In an article in Housing Studies, “Harnessing the Real Estate Market for Equitable Affordable Housing Provision: Insights from the City of Santa Monica, California,” researchers find that changes to Santa Monica’s inclusionary housing policy produced a 15% increase in inclusionary housing production in the city. The authors found that Santa Monica did better than Los Angeles and San Diego in increasing production of affordable housing when market-rate production increases, suggesting Santa Monica’s inclusionary housing policy is working more efficiently.
Inclusionary housing policies connect the development of affordable homes for low- and moderate-income households to market-rate developments, generally by requiring or rewarding developers to set aside a small portion of their units for households unable to afford market-rate housing. Such requirements and bonuses vary considerably across jurisdictions.
The City of Santa Monica first adopted its Affordable Housing Production Program (AHPP) in 1998, a program substantially altered by the 2010 Land Use and Circulation Element (LUCE). Santa Monica’s inclusionary housing program has a mixture of mandatory and optional elements. All developers have an affordable housing obligation. For small projects, developers can satisfy the obligation by including affordable units onsite, developing affordable units at another location, paying in-lieu fees, or dedicating land to the city or to a non-profit developer. Developers of larger projects must provide onsite or offsite affordable units. They may also volunteer to opt into higher affordable-housing requirements that impose further restrictions on properties in exchange for greater height, density, and Floor Area Ratio (the ratio of a building’s total floor area to the size of the land on which it is built). AHPP aims to capture increases in land value that result from these allowances. Whereas with a density bonus, the developer is required to provide affordable housing equivalent to the value of the additional units gained from density increases, Santa Monica’s land-value-capture method connects affordable-housing requirements to an estimate of the increase in land value. Economic analyses performed during the planning phase determine the increase in land value from higher density, an analysis that informs the city’s decision about what level of community benefits to require.
The authors evaluated the program’s success since 2010. They collected data on market-rate and affordable housing construction in Santa Monica (2003-2017) and Los Angeles and San Diego (2009-2017); conducted interviews with 10 local city officials, academics, developers, and community advocates; and sent 85 questionnaires to residents of inclusionary-housing projects.

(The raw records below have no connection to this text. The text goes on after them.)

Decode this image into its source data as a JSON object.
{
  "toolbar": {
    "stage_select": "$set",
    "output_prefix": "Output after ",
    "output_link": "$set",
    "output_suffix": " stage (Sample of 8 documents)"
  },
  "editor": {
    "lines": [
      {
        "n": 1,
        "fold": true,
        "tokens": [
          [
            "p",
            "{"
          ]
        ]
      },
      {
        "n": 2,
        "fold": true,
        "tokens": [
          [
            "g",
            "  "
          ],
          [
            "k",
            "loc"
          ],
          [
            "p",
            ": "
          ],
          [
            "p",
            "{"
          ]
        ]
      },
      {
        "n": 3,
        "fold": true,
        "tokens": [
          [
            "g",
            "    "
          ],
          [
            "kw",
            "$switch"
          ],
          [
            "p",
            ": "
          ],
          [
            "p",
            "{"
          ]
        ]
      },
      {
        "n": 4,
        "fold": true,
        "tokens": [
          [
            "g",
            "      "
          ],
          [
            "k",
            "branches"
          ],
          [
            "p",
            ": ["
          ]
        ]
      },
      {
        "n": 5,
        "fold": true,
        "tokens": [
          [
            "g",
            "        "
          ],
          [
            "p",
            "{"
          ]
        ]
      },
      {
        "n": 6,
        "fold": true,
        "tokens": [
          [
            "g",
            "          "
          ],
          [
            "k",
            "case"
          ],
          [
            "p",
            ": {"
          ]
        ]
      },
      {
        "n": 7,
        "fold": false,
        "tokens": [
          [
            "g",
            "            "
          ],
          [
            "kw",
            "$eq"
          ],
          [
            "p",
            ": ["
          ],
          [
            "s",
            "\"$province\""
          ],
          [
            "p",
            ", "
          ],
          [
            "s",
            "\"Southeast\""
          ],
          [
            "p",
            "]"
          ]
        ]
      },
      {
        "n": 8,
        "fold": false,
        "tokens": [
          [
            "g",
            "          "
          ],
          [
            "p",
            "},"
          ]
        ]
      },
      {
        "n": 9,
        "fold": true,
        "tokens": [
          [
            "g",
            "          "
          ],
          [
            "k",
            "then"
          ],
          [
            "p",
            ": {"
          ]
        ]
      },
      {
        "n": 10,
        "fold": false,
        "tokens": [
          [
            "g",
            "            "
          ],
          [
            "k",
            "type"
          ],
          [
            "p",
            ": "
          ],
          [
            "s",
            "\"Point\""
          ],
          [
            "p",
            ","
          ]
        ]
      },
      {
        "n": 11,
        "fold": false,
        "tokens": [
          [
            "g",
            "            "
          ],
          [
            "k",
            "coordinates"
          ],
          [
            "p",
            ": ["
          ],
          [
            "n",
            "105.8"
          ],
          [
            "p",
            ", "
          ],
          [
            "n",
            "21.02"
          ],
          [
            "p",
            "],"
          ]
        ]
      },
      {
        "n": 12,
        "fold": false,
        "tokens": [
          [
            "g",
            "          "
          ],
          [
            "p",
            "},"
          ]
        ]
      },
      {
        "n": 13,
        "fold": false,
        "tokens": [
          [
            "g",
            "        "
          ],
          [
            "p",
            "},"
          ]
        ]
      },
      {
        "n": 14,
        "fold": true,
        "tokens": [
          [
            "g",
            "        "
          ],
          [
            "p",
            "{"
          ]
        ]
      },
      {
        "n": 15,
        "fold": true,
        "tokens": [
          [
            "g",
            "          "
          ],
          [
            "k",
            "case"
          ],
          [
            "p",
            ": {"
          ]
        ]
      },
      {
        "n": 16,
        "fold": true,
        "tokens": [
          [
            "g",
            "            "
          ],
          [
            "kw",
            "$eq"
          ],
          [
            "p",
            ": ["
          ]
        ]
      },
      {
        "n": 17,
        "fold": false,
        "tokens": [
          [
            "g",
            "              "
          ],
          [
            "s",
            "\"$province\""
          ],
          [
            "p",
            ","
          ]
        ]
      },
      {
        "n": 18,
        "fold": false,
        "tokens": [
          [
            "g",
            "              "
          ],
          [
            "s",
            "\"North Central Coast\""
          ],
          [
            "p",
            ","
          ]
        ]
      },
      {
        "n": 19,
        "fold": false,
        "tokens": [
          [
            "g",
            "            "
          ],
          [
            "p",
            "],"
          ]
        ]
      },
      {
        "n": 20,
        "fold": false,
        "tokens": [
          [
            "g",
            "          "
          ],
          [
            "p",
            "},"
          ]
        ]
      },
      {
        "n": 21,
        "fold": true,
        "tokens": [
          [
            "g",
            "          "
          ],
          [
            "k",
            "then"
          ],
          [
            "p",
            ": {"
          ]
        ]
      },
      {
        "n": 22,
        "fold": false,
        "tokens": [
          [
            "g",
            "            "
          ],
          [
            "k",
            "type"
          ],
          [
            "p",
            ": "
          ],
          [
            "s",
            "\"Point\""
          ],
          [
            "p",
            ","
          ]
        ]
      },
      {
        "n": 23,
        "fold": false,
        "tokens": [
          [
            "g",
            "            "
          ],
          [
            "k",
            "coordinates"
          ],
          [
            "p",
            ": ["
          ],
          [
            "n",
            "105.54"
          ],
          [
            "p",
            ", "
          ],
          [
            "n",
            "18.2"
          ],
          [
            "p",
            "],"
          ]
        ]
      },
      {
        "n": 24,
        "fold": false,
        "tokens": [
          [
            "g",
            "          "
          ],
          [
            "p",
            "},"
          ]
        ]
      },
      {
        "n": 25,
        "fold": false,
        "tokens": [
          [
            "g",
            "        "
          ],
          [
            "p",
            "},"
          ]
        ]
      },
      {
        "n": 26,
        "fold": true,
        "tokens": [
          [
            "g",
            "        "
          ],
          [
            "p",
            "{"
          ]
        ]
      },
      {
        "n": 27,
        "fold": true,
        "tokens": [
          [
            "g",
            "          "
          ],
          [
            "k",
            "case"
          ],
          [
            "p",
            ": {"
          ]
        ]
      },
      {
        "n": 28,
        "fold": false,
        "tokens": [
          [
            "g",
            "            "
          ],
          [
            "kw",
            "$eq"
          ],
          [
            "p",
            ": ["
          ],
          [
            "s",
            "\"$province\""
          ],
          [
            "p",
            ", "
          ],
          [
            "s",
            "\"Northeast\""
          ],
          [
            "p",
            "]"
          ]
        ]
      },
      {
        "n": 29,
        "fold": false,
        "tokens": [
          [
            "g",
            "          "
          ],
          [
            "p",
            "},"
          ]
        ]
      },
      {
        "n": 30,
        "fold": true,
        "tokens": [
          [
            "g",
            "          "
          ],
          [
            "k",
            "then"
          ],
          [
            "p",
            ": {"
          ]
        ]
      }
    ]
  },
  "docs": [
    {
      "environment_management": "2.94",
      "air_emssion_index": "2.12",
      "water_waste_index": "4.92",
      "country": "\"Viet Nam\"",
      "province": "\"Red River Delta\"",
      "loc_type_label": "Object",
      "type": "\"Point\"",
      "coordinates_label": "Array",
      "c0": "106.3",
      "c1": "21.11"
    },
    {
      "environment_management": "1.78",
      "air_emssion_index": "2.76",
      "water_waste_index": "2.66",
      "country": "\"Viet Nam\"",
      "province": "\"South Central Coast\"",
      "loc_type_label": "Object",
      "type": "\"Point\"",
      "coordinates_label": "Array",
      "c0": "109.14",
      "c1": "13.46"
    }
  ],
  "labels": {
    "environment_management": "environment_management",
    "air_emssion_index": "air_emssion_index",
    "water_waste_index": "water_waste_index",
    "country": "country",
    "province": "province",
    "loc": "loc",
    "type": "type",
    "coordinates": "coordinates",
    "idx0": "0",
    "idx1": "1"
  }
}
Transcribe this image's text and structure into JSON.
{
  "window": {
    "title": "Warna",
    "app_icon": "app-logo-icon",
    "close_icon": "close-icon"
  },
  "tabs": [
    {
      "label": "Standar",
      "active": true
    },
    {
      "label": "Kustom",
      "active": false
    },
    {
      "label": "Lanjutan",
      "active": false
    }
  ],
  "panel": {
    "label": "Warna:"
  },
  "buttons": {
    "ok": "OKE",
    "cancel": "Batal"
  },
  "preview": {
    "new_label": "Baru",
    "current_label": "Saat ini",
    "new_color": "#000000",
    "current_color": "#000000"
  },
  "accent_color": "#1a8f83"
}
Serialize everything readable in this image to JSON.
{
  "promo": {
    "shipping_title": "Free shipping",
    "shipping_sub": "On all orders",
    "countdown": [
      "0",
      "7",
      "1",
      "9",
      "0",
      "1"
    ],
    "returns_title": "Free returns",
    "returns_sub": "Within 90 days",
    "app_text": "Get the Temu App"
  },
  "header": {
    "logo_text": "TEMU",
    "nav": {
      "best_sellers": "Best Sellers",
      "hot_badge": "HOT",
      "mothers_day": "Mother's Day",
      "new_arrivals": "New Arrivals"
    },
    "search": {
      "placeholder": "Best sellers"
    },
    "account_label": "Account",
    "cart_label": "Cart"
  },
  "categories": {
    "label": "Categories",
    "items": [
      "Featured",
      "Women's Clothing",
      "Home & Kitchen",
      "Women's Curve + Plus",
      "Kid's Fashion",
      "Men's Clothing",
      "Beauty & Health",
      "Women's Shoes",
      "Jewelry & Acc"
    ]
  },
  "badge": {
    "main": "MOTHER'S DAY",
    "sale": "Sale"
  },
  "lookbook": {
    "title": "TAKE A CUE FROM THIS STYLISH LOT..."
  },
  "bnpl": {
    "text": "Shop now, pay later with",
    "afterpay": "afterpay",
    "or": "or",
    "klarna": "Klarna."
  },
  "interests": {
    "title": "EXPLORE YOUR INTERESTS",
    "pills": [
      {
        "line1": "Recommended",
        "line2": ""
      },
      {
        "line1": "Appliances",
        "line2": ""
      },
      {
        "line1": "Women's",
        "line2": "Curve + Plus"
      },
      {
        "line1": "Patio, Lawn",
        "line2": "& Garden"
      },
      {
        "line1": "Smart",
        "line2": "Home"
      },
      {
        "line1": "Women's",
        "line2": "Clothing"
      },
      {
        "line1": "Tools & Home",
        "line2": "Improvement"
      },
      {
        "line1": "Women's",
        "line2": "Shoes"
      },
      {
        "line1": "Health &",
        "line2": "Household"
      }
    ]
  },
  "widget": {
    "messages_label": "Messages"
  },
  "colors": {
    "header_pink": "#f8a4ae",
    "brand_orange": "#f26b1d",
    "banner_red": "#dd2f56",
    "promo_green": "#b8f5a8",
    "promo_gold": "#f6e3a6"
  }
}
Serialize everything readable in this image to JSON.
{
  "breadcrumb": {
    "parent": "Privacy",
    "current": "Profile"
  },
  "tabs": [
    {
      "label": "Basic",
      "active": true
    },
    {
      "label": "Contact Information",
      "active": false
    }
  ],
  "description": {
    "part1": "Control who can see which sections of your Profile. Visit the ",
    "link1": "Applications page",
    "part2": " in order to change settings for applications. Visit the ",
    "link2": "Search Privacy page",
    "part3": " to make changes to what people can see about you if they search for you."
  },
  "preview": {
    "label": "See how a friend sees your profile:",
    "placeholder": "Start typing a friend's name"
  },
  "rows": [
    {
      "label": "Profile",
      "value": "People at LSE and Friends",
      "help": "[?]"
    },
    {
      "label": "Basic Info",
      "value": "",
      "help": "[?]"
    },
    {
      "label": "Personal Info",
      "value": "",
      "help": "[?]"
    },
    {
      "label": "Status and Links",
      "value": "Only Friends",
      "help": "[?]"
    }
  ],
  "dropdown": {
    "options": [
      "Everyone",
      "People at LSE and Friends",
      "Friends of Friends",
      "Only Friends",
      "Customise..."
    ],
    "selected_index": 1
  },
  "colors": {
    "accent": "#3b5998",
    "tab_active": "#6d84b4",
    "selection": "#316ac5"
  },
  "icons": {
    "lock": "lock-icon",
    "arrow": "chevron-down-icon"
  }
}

In the seven years prior to AHPP revisions, 85% of for-profit developers paid in-lieu fees. Since the 2010 revisions, only 55% of for-profit developers have opted to pay in-lieu fees instead of developing affordable housing. The authors observe that the persistently high percentage of developers paying in-lieu fees is due to the predominance of smaller projects: 83% of projects that paid in-lieu fees had 1 to 5 units. Regardless, the decline of in-lieu fees is likely an indicator of more affordable homes being build, since city policy makers reported that the in-lieu fees on their own are not sufficient to cover construction costs. Between 2003 and 2010, market-rate developers produced 223 affordable units and 1,106 market-rate units. Between 2010 and 2017, they produced 259 affordable units and 974 market-rate units. The authors found a positive correlation between affordable housing production and the presence of the 2010 LUCE requirements, even after taking account of variation in housing demand, the cost of credit finance, housing prices and rents, land prices, and construction costs. Interviewees suggested that faster approval times, removal of paying in-lieu fees as an option for higher bonuses and required economic feasibility studies were critical in increasing affordable housing production.
The authors compared housing outputs from the Santa Monica program with outputs in Los Angeles and San Diego (which also have inclusionary-housing programs), finding that the trend in Santa Monica affordable housing production is notably different from that in Los Angeles and San Diego. While in the latter cities the production of affordable housing units is fairly level between 2009 and 2017, in San Diego affordable housing production rises and falls with the construction of market-rate units.
Questionnaires sent to residents of inclusionary housing projects found that residents were highly satisfied with the services in their neighborhoods, including access to schools and parks. Sixty percent of market-rate occupants were not aware of affordable units within their buildings. Among residents living in affordable units, 90% reported never having experienced bias in their buildings.
The article can be found here: https://bit.ly/3fnm5EM
For more on inclusionary housing policies, see p. 6-12 of the 2020 Advocates’ Guide.